Can human hair and pantyhose save the Gulf?
Well, no, it can’t. The oil slickspreading from a damaged drilling rig off the coast of Louisiana is already too massive for any quick fix, no matter how well intended. But the environmental calamity has inspired a quirky grass-roots campaign that seeks to use donated hair and animal fur to create oil-absorbing booms.
The idea, promoted by a San Francisco-based nonprofit group called Matter of Trust, is to collect tons of hair and fur to stuff into nylon pouches, in this case used or defective pantyhose. When strung together in sausage-like skeins, the hair booms could be set in the water to collect the encroaching oil.
Hair, as anyone who hasn’t shampooed in a while knows, absorbs and holds oily materials well.
Matter of Trust is coordinating the collection of hair and fur through thousands of salons, pet groomers and ranchers. It has collected more than 450,000 pounds of the stuff from people around the world. The organization is storing the raw material in warehouses throughout the Gulf region. Meanwhile, volunteers in the area have hosted 19 “Boom-B-Qs” during which participants stuff hair into the nylon casings.
“We’re all growing this natural resource ,” says Lisa Gautier, who co-founded Matter of Trust with her husband, Patrice, 12 years ago. “It doesn’t get more renewable than this. We think it’s a safe, non-toxic way to do the clean-up.”
The movement has picked up corporate support, too. Hanes has donated 50,000 pairs of pantyhose, and Petco, the pet-supply and grooming chain, says it will donate as much as a ton of fur clippings per day.

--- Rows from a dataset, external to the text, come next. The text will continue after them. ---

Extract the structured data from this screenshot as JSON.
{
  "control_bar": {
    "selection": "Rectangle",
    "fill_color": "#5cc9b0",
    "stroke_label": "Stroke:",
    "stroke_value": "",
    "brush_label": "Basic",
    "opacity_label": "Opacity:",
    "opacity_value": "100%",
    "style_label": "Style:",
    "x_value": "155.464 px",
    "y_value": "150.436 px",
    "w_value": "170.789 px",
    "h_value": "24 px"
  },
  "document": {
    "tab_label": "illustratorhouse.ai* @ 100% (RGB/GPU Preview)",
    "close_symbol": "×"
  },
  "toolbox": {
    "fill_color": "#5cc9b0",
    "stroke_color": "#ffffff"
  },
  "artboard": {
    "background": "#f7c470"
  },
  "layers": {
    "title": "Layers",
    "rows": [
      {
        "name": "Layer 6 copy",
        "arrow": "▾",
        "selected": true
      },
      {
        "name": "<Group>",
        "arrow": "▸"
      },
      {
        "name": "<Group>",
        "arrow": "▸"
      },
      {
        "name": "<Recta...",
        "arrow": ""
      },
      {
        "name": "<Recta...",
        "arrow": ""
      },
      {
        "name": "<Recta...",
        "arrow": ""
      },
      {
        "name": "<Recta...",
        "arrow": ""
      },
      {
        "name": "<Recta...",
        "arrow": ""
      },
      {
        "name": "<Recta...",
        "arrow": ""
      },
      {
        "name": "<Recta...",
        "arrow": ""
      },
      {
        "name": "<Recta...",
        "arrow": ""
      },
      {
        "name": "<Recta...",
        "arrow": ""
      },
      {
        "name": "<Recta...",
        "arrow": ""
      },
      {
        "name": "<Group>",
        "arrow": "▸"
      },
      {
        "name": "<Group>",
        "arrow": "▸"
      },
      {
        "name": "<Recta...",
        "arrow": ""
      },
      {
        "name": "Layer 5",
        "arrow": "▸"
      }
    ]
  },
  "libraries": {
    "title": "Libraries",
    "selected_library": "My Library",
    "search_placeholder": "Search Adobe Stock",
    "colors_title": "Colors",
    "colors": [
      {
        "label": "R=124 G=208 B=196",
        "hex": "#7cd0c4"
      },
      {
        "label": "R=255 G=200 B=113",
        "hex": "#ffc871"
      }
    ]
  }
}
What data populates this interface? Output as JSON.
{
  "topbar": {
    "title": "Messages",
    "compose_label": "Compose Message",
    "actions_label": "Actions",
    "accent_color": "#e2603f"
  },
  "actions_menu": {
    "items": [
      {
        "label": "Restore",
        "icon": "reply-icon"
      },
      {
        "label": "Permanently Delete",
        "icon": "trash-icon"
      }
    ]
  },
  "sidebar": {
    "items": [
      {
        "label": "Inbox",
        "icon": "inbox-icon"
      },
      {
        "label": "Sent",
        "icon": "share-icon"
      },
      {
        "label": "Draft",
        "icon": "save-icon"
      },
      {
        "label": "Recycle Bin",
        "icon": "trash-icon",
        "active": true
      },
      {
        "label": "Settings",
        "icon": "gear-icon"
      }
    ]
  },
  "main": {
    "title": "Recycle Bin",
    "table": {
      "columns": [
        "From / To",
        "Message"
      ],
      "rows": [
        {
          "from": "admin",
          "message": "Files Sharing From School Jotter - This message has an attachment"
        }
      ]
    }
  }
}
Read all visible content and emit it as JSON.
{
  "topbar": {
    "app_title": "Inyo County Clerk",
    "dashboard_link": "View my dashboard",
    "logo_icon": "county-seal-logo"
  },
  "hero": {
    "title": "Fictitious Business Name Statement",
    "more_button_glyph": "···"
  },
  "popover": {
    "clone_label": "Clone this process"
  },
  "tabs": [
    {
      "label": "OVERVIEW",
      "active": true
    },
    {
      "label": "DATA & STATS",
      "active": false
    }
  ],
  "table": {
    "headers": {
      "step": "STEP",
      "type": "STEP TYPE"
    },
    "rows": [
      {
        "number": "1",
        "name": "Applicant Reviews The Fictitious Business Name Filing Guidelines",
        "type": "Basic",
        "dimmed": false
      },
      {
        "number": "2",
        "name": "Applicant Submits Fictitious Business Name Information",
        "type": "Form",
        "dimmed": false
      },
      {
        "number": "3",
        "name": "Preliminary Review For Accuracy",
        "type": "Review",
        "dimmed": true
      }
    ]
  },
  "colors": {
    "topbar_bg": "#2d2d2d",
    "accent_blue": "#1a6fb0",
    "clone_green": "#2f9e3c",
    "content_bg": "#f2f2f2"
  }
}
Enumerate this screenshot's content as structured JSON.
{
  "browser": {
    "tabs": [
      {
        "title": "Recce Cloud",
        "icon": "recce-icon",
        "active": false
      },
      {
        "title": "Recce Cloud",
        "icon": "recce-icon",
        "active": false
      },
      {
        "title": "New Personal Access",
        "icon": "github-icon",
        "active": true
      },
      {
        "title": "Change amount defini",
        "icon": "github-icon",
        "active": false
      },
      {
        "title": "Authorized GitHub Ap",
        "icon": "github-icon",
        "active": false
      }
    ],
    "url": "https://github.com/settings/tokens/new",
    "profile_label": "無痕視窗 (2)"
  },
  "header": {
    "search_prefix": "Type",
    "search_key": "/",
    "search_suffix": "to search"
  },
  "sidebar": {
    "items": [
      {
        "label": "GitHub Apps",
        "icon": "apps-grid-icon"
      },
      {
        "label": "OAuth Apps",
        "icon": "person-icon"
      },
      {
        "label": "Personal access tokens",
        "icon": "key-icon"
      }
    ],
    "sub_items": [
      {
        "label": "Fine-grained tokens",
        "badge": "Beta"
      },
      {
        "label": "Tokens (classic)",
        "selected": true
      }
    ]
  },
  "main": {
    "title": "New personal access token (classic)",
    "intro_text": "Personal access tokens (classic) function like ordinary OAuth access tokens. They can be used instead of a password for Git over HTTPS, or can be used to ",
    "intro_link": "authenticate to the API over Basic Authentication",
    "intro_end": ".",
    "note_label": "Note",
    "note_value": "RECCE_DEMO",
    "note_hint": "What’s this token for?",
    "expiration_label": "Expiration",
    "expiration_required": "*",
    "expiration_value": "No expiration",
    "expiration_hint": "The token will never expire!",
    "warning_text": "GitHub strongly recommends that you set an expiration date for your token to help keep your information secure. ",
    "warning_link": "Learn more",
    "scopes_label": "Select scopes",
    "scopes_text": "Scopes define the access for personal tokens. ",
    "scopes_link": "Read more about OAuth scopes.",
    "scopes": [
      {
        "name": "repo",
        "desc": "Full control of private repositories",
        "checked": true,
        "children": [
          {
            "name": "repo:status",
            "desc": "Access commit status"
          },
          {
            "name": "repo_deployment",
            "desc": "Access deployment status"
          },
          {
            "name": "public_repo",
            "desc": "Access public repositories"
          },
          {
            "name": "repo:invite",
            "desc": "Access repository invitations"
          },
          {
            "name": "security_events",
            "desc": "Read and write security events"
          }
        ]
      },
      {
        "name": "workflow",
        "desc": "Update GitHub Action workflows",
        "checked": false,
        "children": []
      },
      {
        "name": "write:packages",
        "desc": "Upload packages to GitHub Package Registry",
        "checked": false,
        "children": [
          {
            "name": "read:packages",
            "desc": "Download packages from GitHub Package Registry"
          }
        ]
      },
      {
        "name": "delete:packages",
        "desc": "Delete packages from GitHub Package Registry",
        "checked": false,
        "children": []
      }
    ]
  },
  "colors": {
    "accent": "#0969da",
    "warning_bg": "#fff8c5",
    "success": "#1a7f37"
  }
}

It’s not clear how much of a dent in the problem the hair booms can make. Lisa Gautier says it takes about 15 pounds of hair to create a 12-foot boom. If all 450,000 pounds of hair were stuffed and deployed, that would create 360,000 feet of barrier, or about 68 miles’ worth.
The joint industry-government task force that is supervising the cleanup effort has more than 150 miles of industrial booms to block and absorb the oil in place around the Gulf.
What’s more, Matter of Trust isn’t authorized to place booms; only government agencies and volunteers certified by the official joint command are legally permitted to do so.
But there’s plenty of need: “We’re finding that everyone wants to boom everything,” says Mark Proegler, a spokesman for BP, the oil company that is legally responsible for the cleanup. “There’s just not sufficient boom to do that. Every parish thinks it’s the most important.”
BP has had no contact with Matter of Trust, but it appreciates the effort: “We certainly don’t want to discourage any of the people who’ve expressed a willingness to help,” Proegler says.
The feel-good aspects of the project aren’t lost on Washington salon owner Jacqui Davis, whose 15-store chain, PR at Partners, is participating in the effort. “It’s another way to be green and recycle,” Davis says. “We’re happy to help out. We’re telling our clients who want to take just a couple of inches off to cut it shorter and pick up some more oil. It’s great to be able to say you contributed in some way.”
If everything goes as planned in the great hair boom deployment, it does raise another question: Who cleans up all of that hair?
The booms, Lisa Gautier says, would be BP’s responsibility. The company would likely incinerate the booms after picking them up, she says.